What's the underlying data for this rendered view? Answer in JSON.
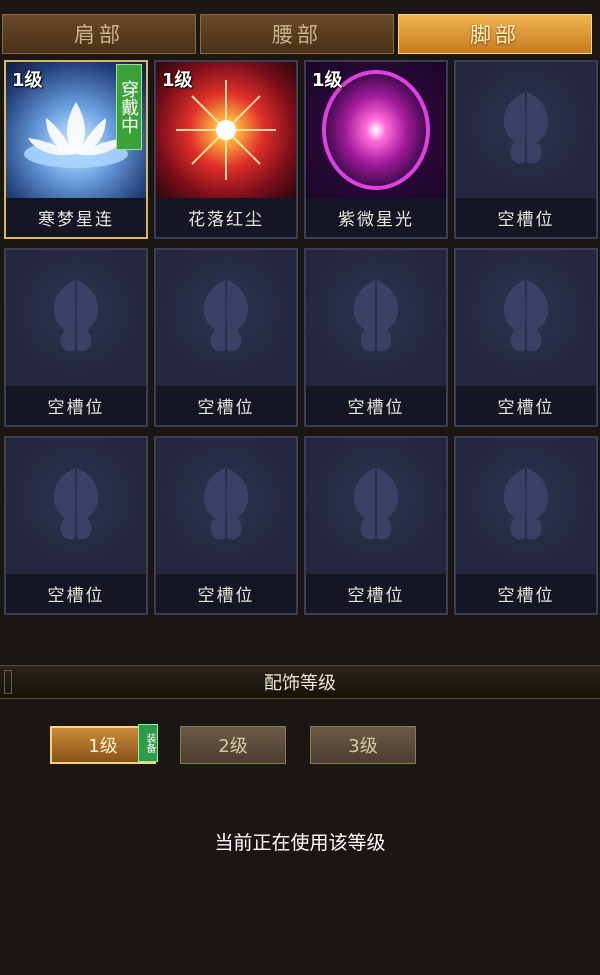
{
  "tabs": [
    {
      "label": "肩部",
      "active": false
    },
    {
      "label": "腰部",
      "active": false
    },
    {
      "label": "脚部",
      "active": true
    }
  ],
  "slots": [
    {
      "name": "寒梦星连",
      "level": "1级",
      "worn": "穿戴中",
      "icon": "lotus-icon"
    },
    {
      "name": "花落红尘",
      "level": "1级",
      "icon": "red-burst-icon"
    },
    {
      "name": "紫微星光",
      "level": "1级",
      "icon": "purple-orb-icon"
    },
    {
      "name": "空槽位",
      "icon": "butterfly-placeholder-icon"
    },
    {
      "name": "空槽位",
      "icon": "butterfly-placeholder-icon"
    },
    {
      "name": "空槽位",
      "icon": "butterfly-placeholder-icon"
    },
    {
      "name": "空槽位",
      "icon": "butterfly-placeholder-icon"
    },
    {
      "name": "空槽位",
      "icon": "butterfly-placeholder-icon"
    },
    {
      "name": "空槽位",
      "icon": "butterfly-placeholder-icon"
    },
    {
      "name": "空槽位",
      "icon": "butterfly-placeholder-icon"
    },
    {
      "name": "空槽位",
      "icon": "butterfly-placeholder-icon"
    },
    {
      "name": "空槽位",
      "icon": "butterfly-placeholder-icon"
    }
  ],
  "section_title": "配饰等级",
  "levels": [
    {
      "label": "1级",
      "active": true,
      "tag": "装备"
    },
    {
      "label": "2级",
      "active": false
    },
    {
      "label": "3级",
      "active": false
    }
  ],
  "status_text": "当前正在使用该等级",
  "colors": {
    "background": "#1a1612",
    "tab_active": "#e09a38",
    "slot_bg": "#1e2236",
    "worn_tag": "#3aa238",
    "selected_border": "#d9b66a"
  }
}
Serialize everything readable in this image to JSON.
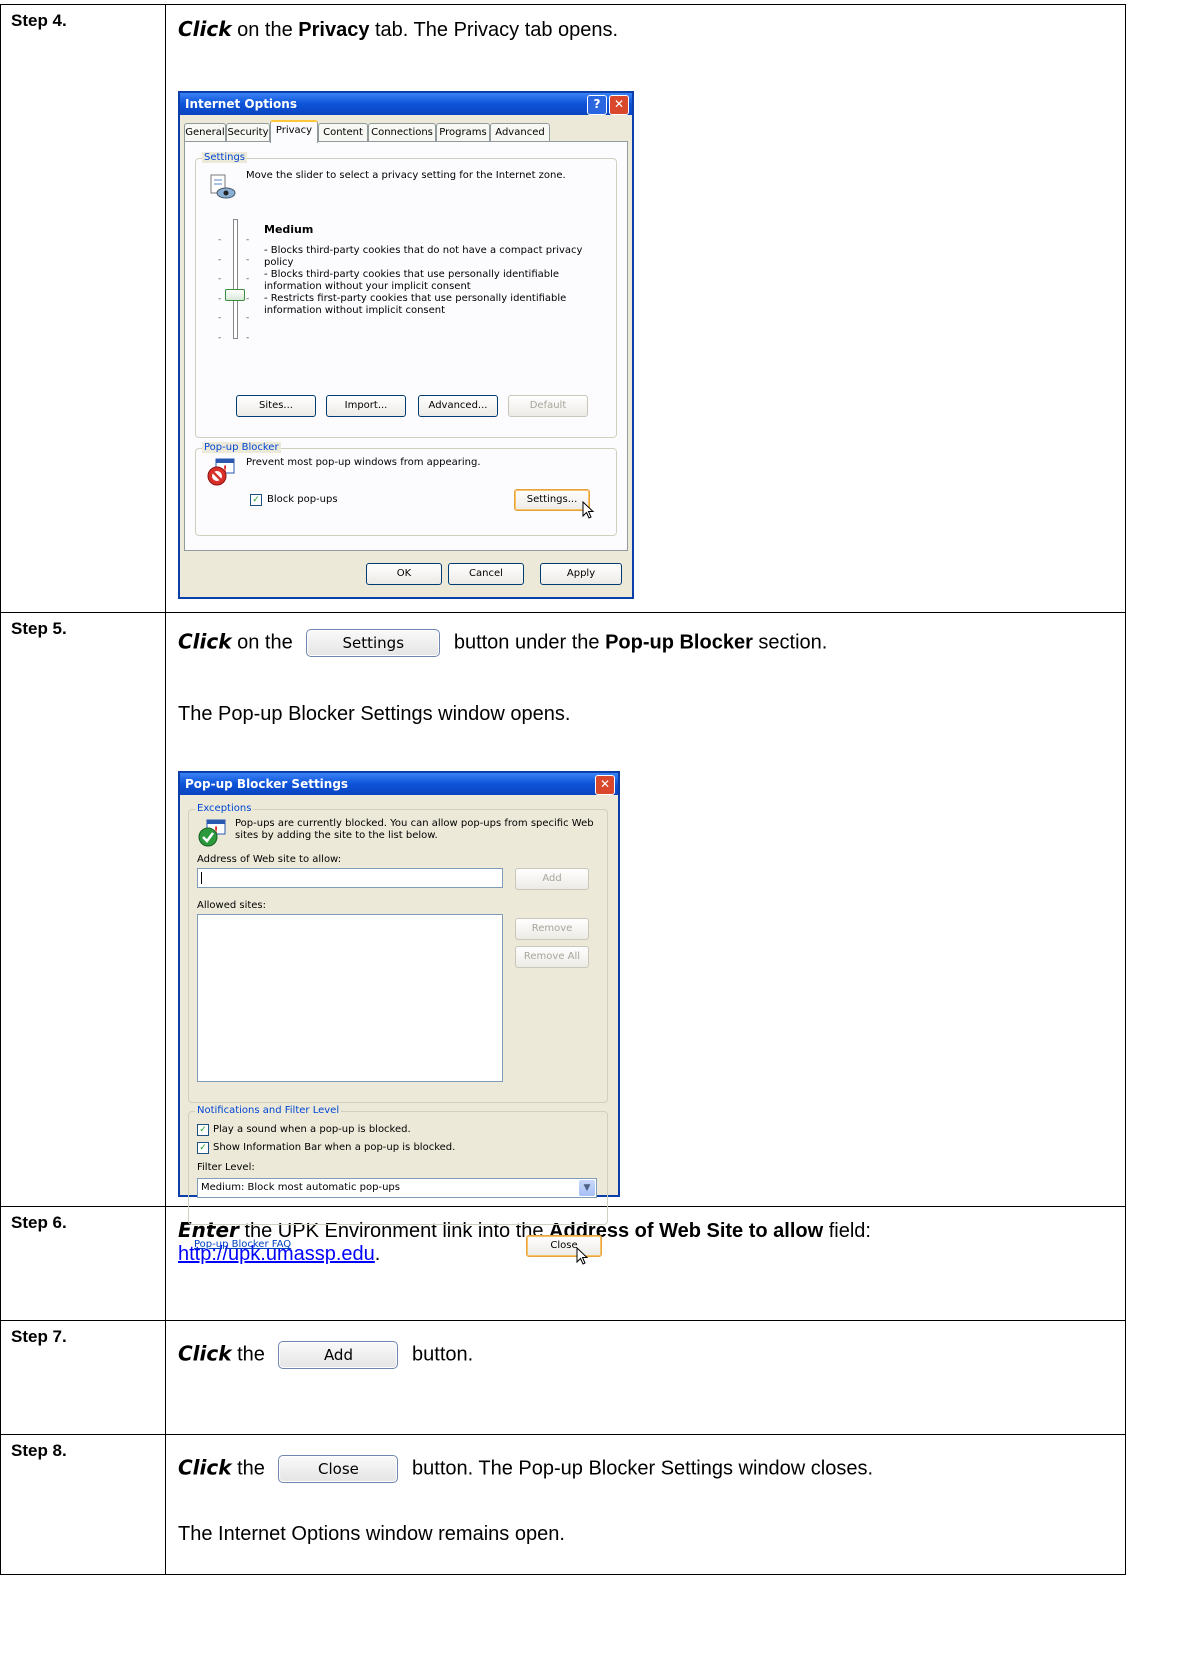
{
  "steps": {
    "s4": {
      "label": "Step 4.",
      "verb": "Click",
      "t1": " on the ",
      "bold1": "Privacy",
      "t2": " tab.  The Privacy tab opens."
    },
    "s5": {
      "label": "Step 5.",
      "verb": "Click",
      "t1": " on the ",
      "btn": "Settings",
      "t2": " button under the ",
      "bold1": "Pop-up Blocker",
      "t3": " section.",
      "p2": "The Pop-up Blocker Settings window opens."
    },
    "s6": {
      "label": "Step 6.",
      "verb": "Enter",
      "t1": " the UPK Environment link into the ",
      "bold1": "Address of Web Site to allow",
      "t2": " field: ",
      "link": "http://upk.umassp.edu",
      "t3": "."
    },
    "s7": {
      "label": "Step 7.",
      "verb": "Click",
      "t1": " the ",
      "btn": "Add",
      "t2": " button."
    },
    "s8": {
      "label": "Step 8.",
      "verb": "Click",
      "t1": " the ",
      "btn": "Close",
      "t2": " button.  The Pop-up Blocker Settings window closes.",
      "p2": "The Internet Options window remains open."
    }
  },
  "internet_options": {
    "title": "Internet Options",
    "help": "?",
    "close": "✕",
    "tabs": [
      "General",
      "Security",
      "Privacy",
      "Content",
      "Connections",
      "Programs",
      "Advanced"
    ],
    "settings_group": "Settings",
    "settings_desc": "Move the slider to select a privacy setting for the Internet zone.",
    "level": "Medium",
    "level_desc": [
      "- Blocks third-party cookies that do not have a compact privacy policy",
      "- Blocks third-party cookies that use personally identifiable information without your implicit consent",
      "- Restricts first-party cookies that use personally identifiable information without implicit consent"
    ],
    "buttons": {
      "sites": "Sites...",
      "import": "Import...",
      "advanced": "Advanced...",
      "default": "Default"
    },
    "popup_group": "Pop-up Blocker",
    "popup_desc": "Prevent most pop-up windows from appearing.",
    "block_popups": "Block pop-ups",
    "settings_btn": "Settings...",
    "ok": "OK",
    "cancel": "Cancel",
    "apply": "Apply"
  },
  "popup_settings": {
    "title": "Pop-up Blocker Settings",
    "close": "✕",
    "exceptions_group": "Exceptions",
    "exceptions_desc": "Pop-ups are currently blocked.  You can allow pop-ups from specific Web sites by adding the site to the list below.",
    "address_label": "Address of Web site to allow:",
    "address_value": "",
    "add": "Add",
    "allowed_label": "Allowed sites:",
    "remove": "Remove",
    "remove_all": "Remove All",
    "notif_group": "Notifications and Filter Level",
    "play_sound": "Play a sound when a pop-up is blocked.",
    "show_info": "Show Information Bar when a pop-up is blocked.",
    "filter_label": "Filter Level:",
    "filter_value": "Medium: Block most automatic pop-ups",
    "faq": "Pop-up Blocker FAQ",
    "close_btn": "Close"
  }
}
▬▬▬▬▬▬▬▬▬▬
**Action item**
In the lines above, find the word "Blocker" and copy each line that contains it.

**Answer below**
      "bold1": "Pop-up Blocker",
      "p2": "The Pop-up Blocker Settings window opens."
      "t2": " button.  The Pop-up Blocker Settings window closes.",
    "popup_group": "Pop-up Blocker",
    "title": "Pop-up Blocker Settings",
    "faq": "Pop-up Blocker FAQ",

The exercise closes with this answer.